"It seems so unreal," I confessed, leaning back against her. "Ruling a planet. Can I do this?"
Melica smiled against my hair.
"Dearest," she said, "I've never seen anything you couldn't conquer." She laughed lightly. "And remember, you aren't alone." Her arms tightened around my waist. "I'll be with you."
"Always and forever, in this dance," I said, turning in her arms to press my lips to hers.
"Are the Jedi happy, do you think? Did it work?" she asked when we parted.
"If they aren't," I said, "they will be. They will."
Obi-Wan lay awake on silken sheets. Starlight shone in through the window, soothing and peaceful. But sleep eluded him, for his mind was racing furiously.

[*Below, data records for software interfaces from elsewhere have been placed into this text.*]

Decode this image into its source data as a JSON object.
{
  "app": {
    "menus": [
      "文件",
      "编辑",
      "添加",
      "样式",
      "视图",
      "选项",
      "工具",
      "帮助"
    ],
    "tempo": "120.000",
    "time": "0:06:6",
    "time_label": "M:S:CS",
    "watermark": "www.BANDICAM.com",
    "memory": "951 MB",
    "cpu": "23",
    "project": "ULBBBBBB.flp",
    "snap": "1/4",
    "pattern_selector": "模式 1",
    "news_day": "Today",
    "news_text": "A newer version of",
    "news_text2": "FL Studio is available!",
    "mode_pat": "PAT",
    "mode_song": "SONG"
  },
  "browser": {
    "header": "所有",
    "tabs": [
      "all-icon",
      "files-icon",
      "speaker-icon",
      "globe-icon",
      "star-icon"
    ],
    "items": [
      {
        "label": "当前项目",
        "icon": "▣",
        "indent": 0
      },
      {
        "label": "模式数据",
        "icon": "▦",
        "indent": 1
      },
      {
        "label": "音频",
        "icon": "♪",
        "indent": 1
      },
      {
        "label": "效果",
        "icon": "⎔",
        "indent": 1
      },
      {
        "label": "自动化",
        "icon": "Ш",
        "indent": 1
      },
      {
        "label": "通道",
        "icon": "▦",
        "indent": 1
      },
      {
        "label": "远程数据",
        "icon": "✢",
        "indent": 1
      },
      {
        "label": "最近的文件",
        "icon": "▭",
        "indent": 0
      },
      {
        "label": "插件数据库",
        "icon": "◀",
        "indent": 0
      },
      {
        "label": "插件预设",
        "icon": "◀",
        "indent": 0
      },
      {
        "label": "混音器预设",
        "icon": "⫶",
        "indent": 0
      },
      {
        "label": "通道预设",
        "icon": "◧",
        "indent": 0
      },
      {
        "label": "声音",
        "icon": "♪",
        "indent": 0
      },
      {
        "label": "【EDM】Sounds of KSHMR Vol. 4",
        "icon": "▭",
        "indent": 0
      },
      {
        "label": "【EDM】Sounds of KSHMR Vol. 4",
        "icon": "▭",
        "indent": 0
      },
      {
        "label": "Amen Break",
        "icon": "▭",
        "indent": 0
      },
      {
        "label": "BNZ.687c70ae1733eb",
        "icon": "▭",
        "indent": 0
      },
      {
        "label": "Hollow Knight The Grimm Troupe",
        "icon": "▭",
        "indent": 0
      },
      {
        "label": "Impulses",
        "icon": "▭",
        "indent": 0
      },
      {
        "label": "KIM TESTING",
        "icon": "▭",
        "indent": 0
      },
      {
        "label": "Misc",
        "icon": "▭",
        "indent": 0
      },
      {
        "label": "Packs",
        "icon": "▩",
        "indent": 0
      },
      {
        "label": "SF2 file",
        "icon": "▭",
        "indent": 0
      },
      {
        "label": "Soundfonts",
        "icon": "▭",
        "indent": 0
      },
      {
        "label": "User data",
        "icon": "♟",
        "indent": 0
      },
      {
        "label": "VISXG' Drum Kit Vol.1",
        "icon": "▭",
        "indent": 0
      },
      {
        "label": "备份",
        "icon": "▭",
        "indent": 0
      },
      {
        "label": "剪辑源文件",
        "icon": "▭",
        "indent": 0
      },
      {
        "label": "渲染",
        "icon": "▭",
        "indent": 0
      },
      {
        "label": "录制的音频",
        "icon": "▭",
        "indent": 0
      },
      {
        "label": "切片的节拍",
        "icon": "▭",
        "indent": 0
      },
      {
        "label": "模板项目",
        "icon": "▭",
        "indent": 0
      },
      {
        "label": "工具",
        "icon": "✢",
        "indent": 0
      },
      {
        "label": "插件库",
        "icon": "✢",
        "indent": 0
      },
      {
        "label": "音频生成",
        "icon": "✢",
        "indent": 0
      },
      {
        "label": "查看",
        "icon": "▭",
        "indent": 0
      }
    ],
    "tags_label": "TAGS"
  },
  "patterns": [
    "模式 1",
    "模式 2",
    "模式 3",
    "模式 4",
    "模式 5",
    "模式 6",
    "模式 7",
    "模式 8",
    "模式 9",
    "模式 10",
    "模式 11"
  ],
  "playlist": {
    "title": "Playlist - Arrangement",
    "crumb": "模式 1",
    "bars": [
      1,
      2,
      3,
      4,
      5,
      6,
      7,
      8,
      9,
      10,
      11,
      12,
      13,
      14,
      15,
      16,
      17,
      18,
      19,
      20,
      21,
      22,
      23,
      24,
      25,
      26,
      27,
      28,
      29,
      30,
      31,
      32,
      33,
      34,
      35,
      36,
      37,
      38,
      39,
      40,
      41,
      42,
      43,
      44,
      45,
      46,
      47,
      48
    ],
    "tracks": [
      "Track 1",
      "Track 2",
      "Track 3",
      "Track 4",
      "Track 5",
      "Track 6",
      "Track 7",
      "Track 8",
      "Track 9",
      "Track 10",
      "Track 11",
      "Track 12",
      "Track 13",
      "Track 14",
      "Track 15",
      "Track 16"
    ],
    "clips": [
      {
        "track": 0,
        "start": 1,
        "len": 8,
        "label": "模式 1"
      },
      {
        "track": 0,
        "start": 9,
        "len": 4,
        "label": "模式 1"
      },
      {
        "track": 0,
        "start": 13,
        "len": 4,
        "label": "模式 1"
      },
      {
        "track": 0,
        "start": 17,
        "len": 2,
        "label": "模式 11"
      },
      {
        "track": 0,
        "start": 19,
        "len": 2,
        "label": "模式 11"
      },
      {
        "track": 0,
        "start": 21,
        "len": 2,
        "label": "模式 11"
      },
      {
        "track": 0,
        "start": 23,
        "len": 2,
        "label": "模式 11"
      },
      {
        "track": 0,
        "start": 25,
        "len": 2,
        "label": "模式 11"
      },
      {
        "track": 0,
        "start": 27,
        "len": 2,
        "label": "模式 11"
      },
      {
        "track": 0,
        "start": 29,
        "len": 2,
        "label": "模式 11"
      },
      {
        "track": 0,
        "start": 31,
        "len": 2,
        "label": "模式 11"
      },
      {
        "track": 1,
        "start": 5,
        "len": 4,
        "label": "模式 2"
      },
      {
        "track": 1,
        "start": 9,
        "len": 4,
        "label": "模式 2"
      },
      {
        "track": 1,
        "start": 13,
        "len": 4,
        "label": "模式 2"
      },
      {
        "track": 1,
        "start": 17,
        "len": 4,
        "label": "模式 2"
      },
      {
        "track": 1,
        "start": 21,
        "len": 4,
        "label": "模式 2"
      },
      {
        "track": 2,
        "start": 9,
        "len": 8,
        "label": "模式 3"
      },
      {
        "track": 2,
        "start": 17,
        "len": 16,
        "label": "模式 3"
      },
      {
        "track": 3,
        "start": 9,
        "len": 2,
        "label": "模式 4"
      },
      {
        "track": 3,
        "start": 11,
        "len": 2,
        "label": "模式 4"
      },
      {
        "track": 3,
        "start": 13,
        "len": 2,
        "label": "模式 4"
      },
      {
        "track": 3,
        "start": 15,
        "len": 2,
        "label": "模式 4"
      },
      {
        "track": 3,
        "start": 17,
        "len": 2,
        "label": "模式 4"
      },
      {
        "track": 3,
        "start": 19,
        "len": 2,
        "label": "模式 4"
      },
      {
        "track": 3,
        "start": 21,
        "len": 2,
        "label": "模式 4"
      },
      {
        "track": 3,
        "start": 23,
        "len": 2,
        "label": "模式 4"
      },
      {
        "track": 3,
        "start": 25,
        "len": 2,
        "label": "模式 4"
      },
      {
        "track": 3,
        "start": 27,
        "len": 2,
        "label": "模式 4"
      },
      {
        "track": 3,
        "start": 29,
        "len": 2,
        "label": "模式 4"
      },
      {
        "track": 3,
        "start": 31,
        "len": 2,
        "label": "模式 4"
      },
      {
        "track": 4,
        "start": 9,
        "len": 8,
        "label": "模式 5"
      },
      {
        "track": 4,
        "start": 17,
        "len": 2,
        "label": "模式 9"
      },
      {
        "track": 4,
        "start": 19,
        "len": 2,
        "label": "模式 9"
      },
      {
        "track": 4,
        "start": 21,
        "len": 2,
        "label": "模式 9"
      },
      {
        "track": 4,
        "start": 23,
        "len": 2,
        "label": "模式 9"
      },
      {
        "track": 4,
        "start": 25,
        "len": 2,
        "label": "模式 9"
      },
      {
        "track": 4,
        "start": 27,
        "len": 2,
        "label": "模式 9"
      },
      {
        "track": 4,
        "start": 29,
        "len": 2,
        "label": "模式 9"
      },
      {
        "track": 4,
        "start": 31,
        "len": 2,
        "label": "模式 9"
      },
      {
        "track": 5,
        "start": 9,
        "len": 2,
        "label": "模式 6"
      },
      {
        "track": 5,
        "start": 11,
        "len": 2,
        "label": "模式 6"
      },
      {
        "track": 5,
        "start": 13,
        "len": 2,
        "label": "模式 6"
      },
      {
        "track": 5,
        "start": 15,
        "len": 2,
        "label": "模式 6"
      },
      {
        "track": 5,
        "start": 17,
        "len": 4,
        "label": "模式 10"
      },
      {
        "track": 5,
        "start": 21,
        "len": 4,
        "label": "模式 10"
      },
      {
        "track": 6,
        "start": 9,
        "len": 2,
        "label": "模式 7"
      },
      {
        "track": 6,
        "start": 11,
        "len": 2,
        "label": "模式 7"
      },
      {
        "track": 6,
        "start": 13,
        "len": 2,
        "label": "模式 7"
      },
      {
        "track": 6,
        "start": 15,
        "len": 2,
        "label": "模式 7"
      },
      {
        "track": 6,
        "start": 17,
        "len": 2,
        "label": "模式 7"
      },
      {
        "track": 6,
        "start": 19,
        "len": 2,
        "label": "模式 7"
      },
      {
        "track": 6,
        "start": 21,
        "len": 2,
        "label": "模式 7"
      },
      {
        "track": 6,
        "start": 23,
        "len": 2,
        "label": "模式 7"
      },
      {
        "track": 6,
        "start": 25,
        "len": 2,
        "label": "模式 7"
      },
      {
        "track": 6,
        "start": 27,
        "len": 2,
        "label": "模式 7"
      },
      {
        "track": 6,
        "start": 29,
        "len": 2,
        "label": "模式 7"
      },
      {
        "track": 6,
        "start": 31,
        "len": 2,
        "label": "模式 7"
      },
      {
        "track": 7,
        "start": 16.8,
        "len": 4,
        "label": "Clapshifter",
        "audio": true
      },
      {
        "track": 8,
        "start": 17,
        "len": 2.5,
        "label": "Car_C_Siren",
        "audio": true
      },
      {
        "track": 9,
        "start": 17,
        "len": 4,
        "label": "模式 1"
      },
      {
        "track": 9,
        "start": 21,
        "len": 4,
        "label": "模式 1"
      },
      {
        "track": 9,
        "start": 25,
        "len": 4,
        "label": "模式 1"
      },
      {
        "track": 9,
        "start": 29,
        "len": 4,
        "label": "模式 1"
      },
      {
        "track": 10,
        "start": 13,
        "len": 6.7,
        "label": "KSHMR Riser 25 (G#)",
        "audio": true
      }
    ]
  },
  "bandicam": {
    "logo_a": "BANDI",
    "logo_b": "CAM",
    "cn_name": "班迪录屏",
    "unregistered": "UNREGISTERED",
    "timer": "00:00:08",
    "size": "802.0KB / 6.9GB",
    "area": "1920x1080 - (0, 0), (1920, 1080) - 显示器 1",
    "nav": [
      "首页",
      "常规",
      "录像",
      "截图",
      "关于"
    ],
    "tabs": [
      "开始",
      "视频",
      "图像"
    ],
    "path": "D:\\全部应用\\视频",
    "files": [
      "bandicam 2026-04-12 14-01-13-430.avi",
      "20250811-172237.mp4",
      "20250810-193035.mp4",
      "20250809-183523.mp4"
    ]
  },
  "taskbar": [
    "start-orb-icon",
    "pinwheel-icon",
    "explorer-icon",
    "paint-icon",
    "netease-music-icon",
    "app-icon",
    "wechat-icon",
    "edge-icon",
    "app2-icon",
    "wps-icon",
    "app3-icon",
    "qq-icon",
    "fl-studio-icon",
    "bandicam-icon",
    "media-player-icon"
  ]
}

Do I love him? As a lover, not just a teacher or friend? Is he everything to me, like the Queens are to each other?
Silently, he traced their lives as Jedi together. From the first moments when they looked at each other and knew they were bonded as master and padawan, to the thousands of missions defending each other through thick and thin, to the quiet times and the softening smiles on Qui-Gon's face.
Qui-Gon's face . . . relaxed, happy, open, as he had seen it this afternoon. Fingers of arousal stabbed upward through Obi-Wan's belly.
"So beautiful," he whispered. Throwing the covers off, he walked over to the window. Starlight, so bright here in the galactic core, with no artificial light to obscure it, shone through, lighting up his face with white fire.
"I love him," he whispered to the sky, and knew it to be truth the instant the words were said.
With a silent glance at the door of his room, and a secret smile on his face, Obi-Wan remained standing for several moments at the window, staring silent at the stars. One revelation was enough for tonight, and there would be time enough to discover whether the Force had destined them for each other.
The night of confessions would come soon enough.